§ **EXERCISE**
Only the text should be kept: print every entry below exactly and leave each image out.
:: DATASET CONTENT ::
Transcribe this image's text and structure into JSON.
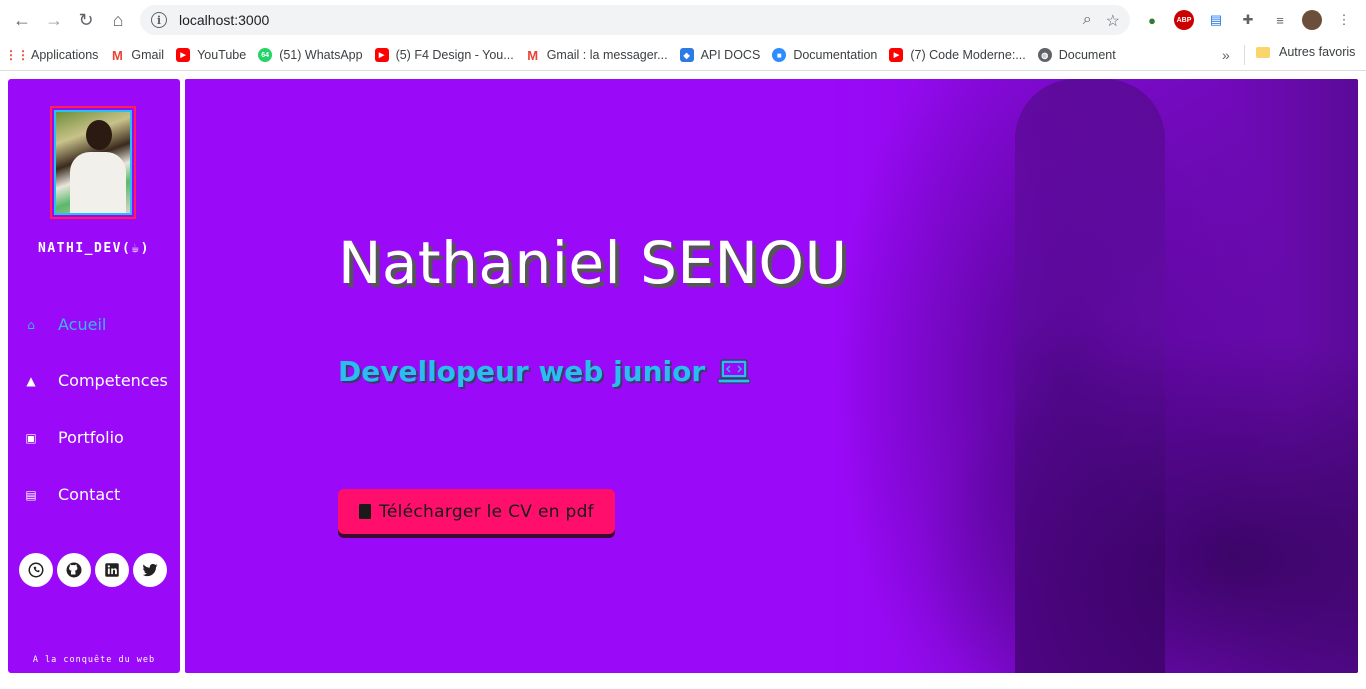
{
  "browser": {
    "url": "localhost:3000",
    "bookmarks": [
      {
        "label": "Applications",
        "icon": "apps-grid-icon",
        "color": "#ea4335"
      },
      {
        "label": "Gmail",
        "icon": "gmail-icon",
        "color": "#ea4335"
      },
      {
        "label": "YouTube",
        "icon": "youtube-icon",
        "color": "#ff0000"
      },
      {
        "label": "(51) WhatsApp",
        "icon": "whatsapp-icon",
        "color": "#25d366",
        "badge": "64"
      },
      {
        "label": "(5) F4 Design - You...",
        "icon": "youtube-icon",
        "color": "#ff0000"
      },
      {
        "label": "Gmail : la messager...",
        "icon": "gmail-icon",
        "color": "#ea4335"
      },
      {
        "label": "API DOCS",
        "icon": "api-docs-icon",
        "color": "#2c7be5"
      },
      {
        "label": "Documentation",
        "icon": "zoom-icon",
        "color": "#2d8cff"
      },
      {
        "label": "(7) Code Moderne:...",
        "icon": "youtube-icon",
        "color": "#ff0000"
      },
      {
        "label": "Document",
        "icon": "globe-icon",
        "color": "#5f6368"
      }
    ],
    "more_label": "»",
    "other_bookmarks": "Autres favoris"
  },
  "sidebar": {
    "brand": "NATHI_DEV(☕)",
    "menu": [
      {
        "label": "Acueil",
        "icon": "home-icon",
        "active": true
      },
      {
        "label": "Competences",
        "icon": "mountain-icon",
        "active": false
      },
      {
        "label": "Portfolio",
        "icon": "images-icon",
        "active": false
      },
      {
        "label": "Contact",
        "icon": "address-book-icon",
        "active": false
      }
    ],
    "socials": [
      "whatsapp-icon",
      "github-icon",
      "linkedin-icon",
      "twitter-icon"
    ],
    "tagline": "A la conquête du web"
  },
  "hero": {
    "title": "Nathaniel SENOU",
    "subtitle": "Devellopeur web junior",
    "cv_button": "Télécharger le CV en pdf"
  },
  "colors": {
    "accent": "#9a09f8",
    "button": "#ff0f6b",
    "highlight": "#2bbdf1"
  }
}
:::
§ **TASK RESPONSE**
Transcribe this image's text and structure into JSON.
{
  "browser": {
    "url": "localhost:3000",
    "bookmarks": [
      {
        "label": "Applications",
        "icon": "apps-grid-icon",
        "color": "#ea4335"
      },
      {
        "label": "Gmail",
        "icon": "gmail-icon",
        "color": "#ea4335"
      },
      {
        "label": "YouTube",
        "icon": "youtube-icon",
        "color": "#ff0000"
      },
      {
        "label": "(51) WhatsApp",
        "icon": "whatsapp-icon",
        "color": "#25d366",
        "badge": "64"
      },
      {
        "label": "(5) F4 Design - You...",
        "icon": "youtube-icon",
        "color": "#ff0000"
      },
      {
        "label": "Gmail : la messager...",
        "icon": "gmail-icon",
        "color": "#ea4335"
      },
      {
        "label": "API DOCS",
        "icon": "api-docs-icon",
        "color": "#2c7be5"
      },
      {
        "label": "Documentation",
        "icon": "zoom-icon",
        "color": "#2d8cff"
      },
      {
        "label": "(7) Code Moderne:...",
        "icon": "youtube-icon",
        "color": "#ff0000"
      },
      {
        "label": "Document",
        "icon": "globe-icon",
        "color": "#5f6368"
      }
    ],
    "more_label": "»",
    "other_bookmarks": "Autres favoris"
  },
  "sidebar": {
    "brand": "NATHI_DEV(☕)",
    "menu": [
      {
        "label": "Acueil",
        "icon": "home-icon",
        "active": true
      },
      {
        "label": "Competences",
        "icon": "mountain-icon",
        "active": false
      },
      {
        "label": "Portfolio",
        "icon": "images-icon",
        "active": false
      },
      {
        "label": "Contact",
        "icon": "address-book-icon",
        "active": false
      }
    ],
    "socials": [
      "whatsapp-icon",
      "github-icon",
      "linkedin-icon",
      "twitter-icon"
    ],
    "tagline": "A la conquête du web"
  },
  "hero": {
    "title": "Nathaniel SENOU",
    "subtitle": "Devellopeur web junior",
    "cv_button": "Télécharger le CV en pdf"
  },
  "colors": {
    "accent": "#9a09f8",
    "button": "#ff0f6b",
    "highlight": "#2bbdf1"
  }
}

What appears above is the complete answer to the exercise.